Extract the listing in its entirety, keeping each line identical to the original.

_PROVIDED DATA:_
********************

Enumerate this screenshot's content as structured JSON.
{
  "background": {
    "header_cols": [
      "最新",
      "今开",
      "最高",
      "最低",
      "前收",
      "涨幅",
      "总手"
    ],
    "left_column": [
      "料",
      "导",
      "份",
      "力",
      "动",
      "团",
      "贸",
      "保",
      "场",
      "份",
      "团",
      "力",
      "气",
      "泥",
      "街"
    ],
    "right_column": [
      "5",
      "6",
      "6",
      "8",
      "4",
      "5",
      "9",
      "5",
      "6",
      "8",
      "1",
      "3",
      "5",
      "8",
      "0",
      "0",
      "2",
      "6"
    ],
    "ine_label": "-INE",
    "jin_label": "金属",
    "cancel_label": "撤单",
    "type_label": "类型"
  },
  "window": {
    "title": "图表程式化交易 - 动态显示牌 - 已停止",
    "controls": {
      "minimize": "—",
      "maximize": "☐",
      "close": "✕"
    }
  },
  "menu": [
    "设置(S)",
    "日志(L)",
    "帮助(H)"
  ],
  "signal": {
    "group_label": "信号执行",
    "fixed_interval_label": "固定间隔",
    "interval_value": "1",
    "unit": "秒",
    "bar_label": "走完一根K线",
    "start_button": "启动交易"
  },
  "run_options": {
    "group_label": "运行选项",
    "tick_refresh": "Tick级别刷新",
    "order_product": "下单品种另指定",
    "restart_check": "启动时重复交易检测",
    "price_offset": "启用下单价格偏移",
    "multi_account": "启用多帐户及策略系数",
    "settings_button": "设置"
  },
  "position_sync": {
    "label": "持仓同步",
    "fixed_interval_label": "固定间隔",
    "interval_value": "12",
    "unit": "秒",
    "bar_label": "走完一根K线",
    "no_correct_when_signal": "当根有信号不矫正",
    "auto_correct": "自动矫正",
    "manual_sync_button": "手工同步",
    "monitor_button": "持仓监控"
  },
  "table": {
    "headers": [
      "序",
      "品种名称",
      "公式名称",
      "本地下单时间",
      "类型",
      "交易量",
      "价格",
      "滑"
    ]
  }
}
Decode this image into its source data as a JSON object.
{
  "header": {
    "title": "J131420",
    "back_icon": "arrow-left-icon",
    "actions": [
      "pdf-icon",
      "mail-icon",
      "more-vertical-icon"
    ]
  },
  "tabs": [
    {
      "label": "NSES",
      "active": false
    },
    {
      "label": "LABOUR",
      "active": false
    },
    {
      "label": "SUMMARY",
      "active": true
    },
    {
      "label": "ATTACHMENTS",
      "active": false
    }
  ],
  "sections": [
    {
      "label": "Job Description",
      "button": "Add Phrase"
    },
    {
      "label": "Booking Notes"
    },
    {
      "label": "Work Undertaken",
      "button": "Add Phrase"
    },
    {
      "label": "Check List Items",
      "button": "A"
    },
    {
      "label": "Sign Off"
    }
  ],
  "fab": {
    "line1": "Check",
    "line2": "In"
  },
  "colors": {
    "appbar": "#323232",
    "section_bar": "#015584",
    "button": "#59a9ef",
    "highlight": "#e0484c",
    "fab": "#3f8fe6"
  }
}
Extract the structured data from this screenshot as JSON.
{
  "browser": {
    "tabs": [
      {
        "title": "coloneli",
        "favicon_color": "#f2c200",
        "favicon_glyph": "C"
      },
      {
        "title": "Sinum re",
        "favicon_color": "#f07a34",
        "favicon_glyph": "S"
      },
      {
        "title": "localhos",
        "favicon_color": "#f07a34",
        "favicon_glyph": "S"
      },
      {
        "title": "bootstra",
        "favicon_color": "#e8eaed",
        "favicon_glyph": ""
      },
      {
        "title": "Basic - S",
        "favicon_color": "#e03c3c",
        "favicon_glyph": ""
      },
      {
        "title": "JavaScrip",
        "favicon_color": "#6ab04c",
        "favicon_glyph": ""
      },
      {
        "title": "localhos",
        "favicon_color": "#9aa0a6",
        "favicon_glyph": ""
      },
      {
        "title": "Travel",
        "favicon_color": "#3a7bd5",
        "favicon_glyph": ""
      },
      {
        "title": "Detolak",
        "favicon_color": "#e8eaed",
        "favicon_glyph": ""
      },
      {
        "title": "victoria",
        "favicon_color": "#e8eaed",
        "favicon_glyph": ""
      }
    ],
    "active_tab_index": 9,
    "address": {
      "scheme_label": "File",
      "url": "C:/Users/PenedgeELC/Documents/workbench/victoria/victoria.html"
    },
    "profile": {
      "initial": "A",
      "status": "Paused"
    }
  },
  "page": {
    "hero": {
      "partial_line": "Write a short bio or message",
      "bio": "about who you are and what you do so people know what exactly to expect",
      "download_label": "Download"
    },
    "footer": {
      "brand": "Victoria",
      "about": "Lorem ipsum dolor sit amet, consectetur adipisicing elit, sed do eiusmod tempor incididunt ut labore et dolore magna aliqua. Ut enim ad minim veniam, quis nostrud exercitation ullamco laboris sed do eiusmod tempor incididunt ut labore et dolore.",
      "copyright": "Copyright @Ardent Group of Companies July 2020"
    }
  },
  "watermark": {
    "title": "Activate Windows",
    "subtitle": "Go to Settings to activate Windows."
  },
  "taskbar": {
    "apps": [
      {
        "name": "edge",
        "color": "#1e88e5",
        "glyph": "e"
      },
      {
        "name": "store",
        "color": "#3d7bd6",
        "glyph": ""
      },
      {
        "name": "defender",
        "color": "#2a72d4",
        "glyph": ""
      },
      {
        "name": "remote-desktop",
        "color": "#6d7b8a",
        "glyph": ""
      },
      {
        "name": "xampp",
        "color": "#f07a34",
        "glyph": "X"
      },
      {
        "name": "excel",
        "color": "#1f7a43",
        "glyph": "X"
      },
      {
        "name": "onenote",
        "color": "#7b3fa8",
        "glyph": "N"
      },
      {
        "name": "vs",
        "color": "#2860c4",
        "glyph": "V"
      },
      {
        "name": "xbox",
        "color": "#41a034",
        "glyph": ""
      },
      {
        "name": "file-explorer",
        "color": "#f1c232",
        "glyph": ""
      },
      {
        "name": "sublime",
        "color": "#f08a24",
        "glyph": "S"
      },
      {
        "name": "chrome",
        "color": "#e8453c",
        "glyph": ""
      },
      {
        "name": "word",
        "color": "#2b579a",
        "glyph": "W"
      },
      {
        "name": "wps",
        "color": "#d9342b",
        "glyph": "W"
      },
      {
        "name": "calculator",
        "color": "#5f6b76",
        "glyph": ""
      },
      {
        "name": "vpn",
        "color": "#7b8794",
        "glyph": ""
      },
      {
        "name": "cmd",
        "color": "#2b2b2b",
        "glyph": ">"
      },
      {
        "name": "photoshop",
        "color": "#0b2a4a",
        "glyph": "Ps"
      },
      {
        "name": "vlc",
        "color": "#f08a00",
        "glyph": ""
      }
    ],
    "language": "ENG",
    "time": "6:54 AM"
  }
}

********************

_ANSWER TO THIS PROBLEM:_
Enumerate this screenshot's content as structured JSON.
{
  "background": {
    "header_cols": [
      "最新",
      "今开",
      "最高",
      "最低",
      "前收",
      "涨幅",
      "总手"
    ],
    "left_column": [
      "料",
      "导",
      "份",
      "力",
      "动",
      "团",
      "贸",
      "保",
      "场",
      "份",
      "团",
      "力",
      "气",
      "泥",
      "街"
    ],
    "right_column": [
      "5",
      "6",
      "6",
      "8",
      "4",
      "5",
      "9",
      "5",
      "6",
      "8",
      "1",
      "3",
      "5",
      "8",
      "0",
      "0",
      "2",
      "6"
    ],
    "ine_label": "-INE",
    "jin_label": "金属",
    "cancel_label": "撤单",
    "type_label": "类型"
  },
  "window": {
    "title": "图表程式化交易 - 动态显示牌 - 已停止",
    "controls": {
      "minimize": "—",
      "maximize": "☐",
      "close": "✕"
    }
  },
  "menu": [
    "设置(S)",
    "日志(L)",
    "帮助(H)"
  ],
  "signal": {
    "group_label": "信号执行",
    "fixed_interval_label": "固定间隔",
    "interval_value": "1",
    "unit": "秒",
    "bar_label": "走完一根K线",
    "start_button": "启动交易"
  },
  "run_options": {
    "group_label": "运行选项",
    "tick_refresh": "Tick级别刷新",
    "order_product": "下单品种另指定",
    "restart_check": "启动时重复交易检测",
    "price_offset": "启用下单价格偏移",
    "multi_account": "启用多帐户及策略系数",
    "settings_button": "设置"
  },
  "position_sync": {
    "label": "持仓同步",
    "fixed_interval_label": "固定间隔",
    "interval_value": "12",
    "unit": "秒",
    "bar_label": "走完一根K线",
    "no_correct_when_signal": "当根有信号不矫正",
    "auto_correct": "自动矫正",
    "manual_sync_button": "手工同步",
    "monitor_button": "持仓监控"
  },
  "table": {
    "headers": [
      "序",
      "品种名称",
      "公式名称",
      "本地下单时间",
      "类型",
      "交易量",
      "价格",
      "滑"
    ]
  }
}
Decode this image into its source data as a JSON object.
{
  "header": {
    "title": "J131420",
    "back_icon": "arrow-left-icon",
    "actions": [
      "pdf-icon",
      "mail-icon",
      "more-vertical-icon"
    ]
  },
  "tabs": [
    {
      "label": "NSES",
      "active": false
    },
    {
      "label": "LABOUR",
      "active": false
    },
    {
      "label": "SUMMARY",
      "active": true
    },
    {
      "label": "ATTACHMENTS",
      "active": false
    }
  ],
  "sections": [
    {
      "label": "Job Description",
      "button": "Add Phrase"
    },
    {
      "label": "Booking Notes"
    },
    {
      "label": "Work Undertaken",
      "button": "Add Phrase"
    },
    {
      "label": "Check List Items",
      "button": "A"
    },
    {
      "label": "Sign Off"
    }
  ],
  "fab": {
    "line1": "Check",
    "line2": "In"
  },
  "colors": {
    "appbar": "#323232",
    "section_bar": "#015584",
    "button": "#59a9ef",
    "highlight": "#e0484c",
    "fab": "#3f8fe6"
  }
}
Extract the structured data from this screenshot as JSON.
{
  "browser": {
    "tabs": [
      {
        "title": "coloneli",
        "favicon_color": "#f2c200",
        "favicon_glyph": "C"
      },
      {
        "title": "Sinum re",
        "favicon_color": "#f07a34",
        "favicon_glyph": "S"
      },
      {
        "title": "localhos",
        "favicon_color": "#f07a34",
        "favicon_glyph": "S"
      },
      {
        "title": "bootstra",
        "favicon_color": "#e8eaed",
        "favicon_glyph": ""
      },
      {
        "title": "Basic - S",
        "favicon_color": "#e03c3c",
        "favicon_glyph": ""
      },
      {
        "title": "JavaScrip",
        "favicon_color": "#6ab04c",
        "favicon_glyph": ""
      },
      {
        "title": "localhos",
        "favicon_color": "#9aa0a6",
        "favicon_glyph": ""
      },
      {
        "title": "Travel",
        "favicon_color": "#3a7bd5",
        "favicon_glyph": ""
      },
      {
        "title": "Detolak",
        "favicon_color": "#e8eaed",
        "favicon_glyph": ""
      },
      {
        "title": "victoria",
        "favicon_color": "#e8eaed",
        "favicon_glyph": ""
      }
    ],
    "active_tab_index": 9,
    "address": {
      "scheme_label": "File",
      "url": "C:/Users/PenedgeELC/Documents/workbench/victoria/victoria.html"
    },
    "profile": {
      "initial": "A",
      "status": "Paused"
    }
  },
  "page": {
    "hero": {
      "partial_line": "Write a short bio or message",
      "bio": "about who you are and what you do so people know what exactly to expect",
      "download_label": "Download"
    },
    "footer": {
      "brand": "Victoria",
      "about": "Lorem ipsum dolor sit amet, consectetur adipisicing elit, sed do eiusmod tempor incididunt ut labore et dolore magna aliqua. Ut enim ad minim veniam, quis nostrud exercitation ullamco laboris sed do eiusmod tempor incididunt ut labore et dolore.",
      "copyright": "Copyright @Ardent Group of Companies July 2020"
    }
  },
  "watermark": {
    "title": "Activate Windows",
    "subtitle": "Go to Settings to activate Windows."
  },
  "taskbar": {
    "apps": [
      {
        "name": "edge",
        "color": "#1e88e5",
        "glyph": "e"
      },
      {
        "name": "store",
        "color": "#3d7bd6",
        "glyph": ""
      },
      {
        "name": "defender",
        "color": "#2a72d4",
        "glyph": ""
      },
      {
        "name": "remote-desktop",
        "color": "#6d7b8a",
        "glyph": ""
      },
      {
        "name": "xampp",
        "color": "#f07a34",
        "glyph": "X"
      },
      {
        "name": "excel",
        "color": "#1f7a43",
        "glyph": "X"
      },
      {
        "name": "onenote",
        "color": "#7b3fa8",
        "glyph": "N"
      },
      {
        "name": "vs",
        "color": "#2860c4",
        "glyph": "V"
      },
      {
        "name": "xbox",
        "color": "#41a034",
        "glyph": ""
      },
      {
        "name": "file-explorer",
        "color": "#f1c232",
        "glyph": ""
      },
      {
        "name": "sublime",
        "color": "#f08a24",
        "glyph": "S"
      },
      {
        "name": "chrome",
        "color": "#e8453c",
        "glyph": ""
      },
      {
        "name": "word",
        "color": "#2b579a",
        "glyph": "W"
      },
      {
        "name": "wps",
        "color": "#d9342b",
        "glyph": "W"
      },
      {
        "name": "calculator",
        "color": "#5f6b76",
        "glyph": ""
      },
      {
        "name": "vpn",
        "color": "#7b8794",
        "glyph": ""
      },
      {
        "name": "cmd",
        "color": "#2b2b2b",
        "glyph": ">"
      },
      {
        "name": "photoshop",
        "color": "#0b2a4a",
        "glyph": "Ps"
      },
      {
        "name": "vlc",
        "color": "#f08a00",
        "glyph": ""
      }
    ],
    "language": "ENG",
    "time": "6:54 AM"
  }
}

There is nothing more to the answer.